"We had a big boat somebody needed fast and we hired him for a few months," said Cecilio Martin, a Bertram supervisor for 35 years. "It took us about four months to go through (the boat), but (after that) we did not have any more work coming in so we had to let him go."
Martin characterized Gonzalez as a nice guy and a good worker. After he stopped working for the company, Martin said Gonzalez came by the company once or twice to say hello.
He also said Gonzalez did some body shop work out of his home, and fixed Martin's car after a crash.
That was one of the last times he saw him, he said.
"But, with so much stuff on TV, we remembered" he had worked with us, Martin said.
In the October application to the school district, Gonzalez was asked if he had ever been found guilty of a crime, including DUI He checked the "no" box, even though state Department of Motor Vehicle records show that he was found guilty of DUI in 1991 and 1997.

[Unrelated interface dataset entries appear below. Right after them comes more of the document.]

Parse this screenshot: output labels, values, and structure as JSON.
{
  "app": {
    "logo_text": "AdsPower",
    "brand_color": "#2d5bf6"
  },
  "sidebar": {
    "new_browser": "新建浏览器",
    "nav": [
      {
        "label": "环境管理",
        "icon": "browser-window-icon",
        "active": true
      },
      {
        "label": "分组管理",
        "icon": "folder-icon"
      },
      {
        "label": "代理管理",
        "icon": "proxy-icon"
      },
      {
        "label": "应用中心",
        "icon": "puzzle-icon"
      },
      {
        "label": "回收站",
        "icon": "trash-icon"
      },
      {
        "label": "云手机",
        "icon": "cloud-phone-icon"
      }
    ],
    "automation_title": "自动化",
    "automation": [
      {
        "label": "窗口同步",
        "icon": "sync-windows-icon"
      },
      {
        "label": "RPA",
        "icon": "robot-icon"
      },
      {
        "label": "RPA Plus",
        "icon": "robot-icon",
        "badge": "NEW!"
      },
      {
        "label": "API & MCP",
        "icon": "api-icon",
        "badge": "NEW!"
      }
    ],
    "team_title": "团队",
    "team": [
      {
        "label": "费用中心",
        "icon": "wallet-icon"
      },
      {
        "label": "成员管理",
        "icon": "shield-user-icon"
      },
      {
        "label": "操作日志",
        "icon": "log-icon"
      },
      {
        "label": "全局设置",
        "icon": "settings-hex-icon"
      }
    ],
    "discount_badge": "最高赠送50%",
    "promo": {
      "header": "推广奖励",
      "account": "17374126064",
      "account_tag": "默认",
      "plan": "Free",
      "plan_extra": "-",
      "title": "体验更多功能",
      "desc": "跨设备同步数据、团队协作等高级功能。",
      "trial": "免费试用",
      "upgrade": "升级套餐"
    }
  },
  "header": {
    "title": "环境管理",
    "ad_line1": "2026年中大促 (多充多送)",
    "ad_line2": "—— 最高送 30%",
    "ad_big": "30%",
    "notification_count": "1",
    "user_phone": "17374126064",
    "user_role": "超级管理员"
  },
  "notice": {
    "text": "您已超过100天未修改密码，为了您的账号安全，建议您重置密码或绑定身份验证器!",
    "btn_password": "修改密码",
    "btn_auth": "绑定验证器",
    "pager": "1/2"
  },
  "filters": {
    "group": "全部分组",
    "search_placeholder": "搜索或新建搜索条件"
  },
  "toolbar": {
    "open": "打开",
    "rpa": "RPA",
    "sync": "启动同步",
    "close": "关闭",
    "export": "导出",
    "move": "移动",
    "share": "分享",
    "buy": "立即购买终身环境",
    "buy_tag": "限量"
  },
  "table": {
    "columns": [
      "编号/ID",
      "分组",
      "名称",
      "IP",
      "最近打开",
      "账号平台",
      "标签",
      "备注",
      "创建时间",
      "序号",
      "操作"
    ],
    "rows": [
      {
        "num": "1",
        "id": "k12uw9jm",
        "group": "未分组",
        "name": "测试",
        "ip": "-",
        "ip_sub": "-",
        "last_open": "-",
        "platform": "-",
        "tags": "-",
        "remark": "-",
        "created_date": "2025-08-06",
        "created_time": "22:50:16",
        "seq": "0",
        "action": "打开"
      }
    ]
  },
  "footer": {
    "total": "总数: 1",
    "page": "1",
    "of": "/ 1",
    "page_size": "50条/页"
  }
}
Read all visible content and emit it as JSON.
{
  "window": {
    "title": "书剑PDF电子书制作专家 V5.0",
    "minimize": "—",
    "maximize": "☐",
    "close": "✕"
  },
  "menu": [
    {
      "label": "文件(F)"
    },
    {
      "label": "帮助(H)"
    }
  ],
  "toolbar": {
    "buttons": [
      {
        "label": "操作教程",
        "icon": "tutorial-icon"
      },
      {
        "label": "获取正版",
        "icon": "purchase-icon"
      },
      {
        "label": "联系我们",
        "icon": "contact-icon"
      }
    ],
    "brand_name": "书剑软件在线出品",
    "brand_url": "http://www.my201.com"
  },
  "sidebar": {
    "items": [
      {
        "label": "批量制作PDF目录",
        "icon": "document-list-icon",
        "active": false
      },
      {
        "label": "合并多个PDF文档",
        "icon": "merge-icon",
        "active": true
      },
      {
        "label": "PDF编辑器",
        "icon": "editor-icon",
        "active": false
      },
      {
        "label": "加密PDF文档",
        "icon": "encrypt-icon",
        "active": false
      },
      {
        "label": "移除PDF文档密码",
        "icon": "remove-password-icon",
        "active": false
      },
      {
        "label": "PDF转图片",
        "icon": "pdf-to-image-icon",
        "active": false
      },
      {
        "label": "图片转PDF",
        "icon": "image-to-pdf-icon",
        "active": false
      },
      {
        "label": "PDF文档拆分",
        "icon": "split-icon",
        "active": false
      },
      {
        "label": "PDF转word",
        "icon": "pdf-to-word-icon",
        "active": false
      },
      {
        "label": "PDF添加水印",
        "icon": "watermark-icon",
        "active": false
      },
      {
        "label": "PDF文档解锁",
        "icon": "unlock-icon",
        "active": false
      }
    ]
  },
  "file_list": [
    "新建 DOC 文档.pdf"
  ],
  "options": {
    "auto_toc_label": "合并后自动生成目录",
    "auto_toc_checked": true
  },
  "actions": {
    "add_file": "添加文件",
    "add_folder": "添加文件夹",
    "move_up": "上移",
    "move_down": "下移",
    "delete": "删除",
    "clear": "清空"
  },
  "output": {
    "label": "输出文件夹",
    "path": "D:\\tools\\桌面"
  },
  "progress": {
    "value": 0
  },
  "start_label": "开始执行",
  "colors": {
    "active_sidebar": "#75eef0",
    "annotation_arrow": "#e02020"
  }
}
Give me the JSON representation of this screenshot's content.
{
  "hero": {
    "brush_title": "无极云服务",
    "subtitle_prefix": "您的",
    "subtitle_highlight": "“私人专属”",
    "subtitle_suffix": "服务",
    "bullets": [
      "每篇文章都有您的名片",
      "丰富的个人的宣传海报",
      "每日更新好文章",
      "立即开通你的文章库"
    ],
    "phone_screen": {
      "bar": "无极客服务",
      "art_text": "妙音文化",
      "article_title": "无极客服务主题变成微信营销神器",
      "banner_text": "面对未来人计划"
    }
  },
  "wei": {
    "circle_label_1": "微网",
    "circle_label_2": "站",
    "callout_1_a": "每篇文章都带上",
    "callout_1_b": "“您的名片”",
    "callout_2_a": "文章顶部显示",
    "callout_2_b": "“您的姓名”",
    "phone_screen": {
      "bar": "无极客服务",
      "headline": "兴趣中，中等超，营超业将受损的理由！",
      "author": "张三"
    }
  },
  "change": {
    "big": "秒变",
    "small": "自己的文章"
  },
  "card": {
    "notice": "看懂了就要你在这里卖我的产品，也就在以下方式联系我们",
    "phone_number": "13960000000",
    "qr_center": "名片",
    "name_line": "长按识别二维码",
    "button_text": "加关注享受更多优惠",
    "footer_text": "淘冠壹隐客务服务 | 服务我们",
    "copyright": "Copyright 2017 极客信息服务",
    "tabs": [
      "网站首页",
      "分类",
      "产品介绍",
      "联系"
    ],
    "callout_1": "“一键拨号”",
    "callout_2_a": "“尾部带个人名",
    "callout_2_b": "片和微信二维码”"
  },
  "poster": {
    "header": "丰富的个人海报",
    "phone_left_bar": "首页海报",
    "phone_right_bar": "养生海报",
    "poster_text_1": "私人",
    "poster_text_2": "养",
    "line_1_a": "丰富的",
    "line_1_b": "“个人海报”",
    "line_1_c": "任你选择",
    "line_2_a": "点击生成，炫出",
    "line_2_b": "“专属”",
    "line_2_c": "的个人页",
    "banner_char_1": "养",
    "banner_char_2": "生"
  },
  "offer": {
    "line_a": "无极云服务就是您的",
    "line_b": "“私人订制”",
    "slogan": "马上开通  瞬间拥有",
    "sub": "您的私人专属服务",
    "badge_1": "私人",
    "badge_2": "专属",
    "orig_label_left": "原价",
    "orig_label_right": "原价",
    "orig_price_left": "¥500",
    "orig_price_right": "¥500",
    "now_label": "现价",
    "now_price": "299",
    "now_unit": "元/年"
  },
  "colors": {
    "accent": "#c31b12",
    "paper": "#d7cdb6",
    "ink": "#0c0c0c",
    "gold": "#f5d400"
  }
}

After the most recent conviction, Gonzalez was sentenced to 12 months probation and ordered to perform 50 hours of community service, attend a substance-abuse program and pay an $884 fine, Miami-Dade court records show.
Gonzalez's current employer, Metro Ford owner Lombardo Perez Sr., said he wasn't concerned about Gonzalez's work history, only whether he could "do the job right.
He hired Gonzalez two to three months ago, after hearing that the man who was battling to keep Elian in the country needed a job. He said Gonzalez comes to work whenever he can and is paid only when he does.
"I found out he had experience in body shop work, and I took it upon myself to give him work and a flexible work arrangement," said Perez, a director of the Cuban American National Foundation who contributes up to $100,000 a year to the foundation and its causes. "For me it is a pleasure to be able to help him and give him certain flexibility."
Gonzalez's supervisor at Metro, who would not give his name, said Gonzalez had not been around for at least two weeks.
His co-workers say he rarely works because of the battle for Elian.
Lombardo Perez Jr., Metro's general manager, said Gonzalez has been on "indefinite leave' since he was hired so he can resolve some personal issues."
"He was hired two to three months ago. I don't know the exact date," Perez Jr. said,
Staff Researcher Patti Parker and Staff Writer Ellis Berger contributed to this report.Jose Dante Parra Herrera can be reached firstname.lastname@example.org or at 305-810-5005.Copyright © 2014, Los Angeles Times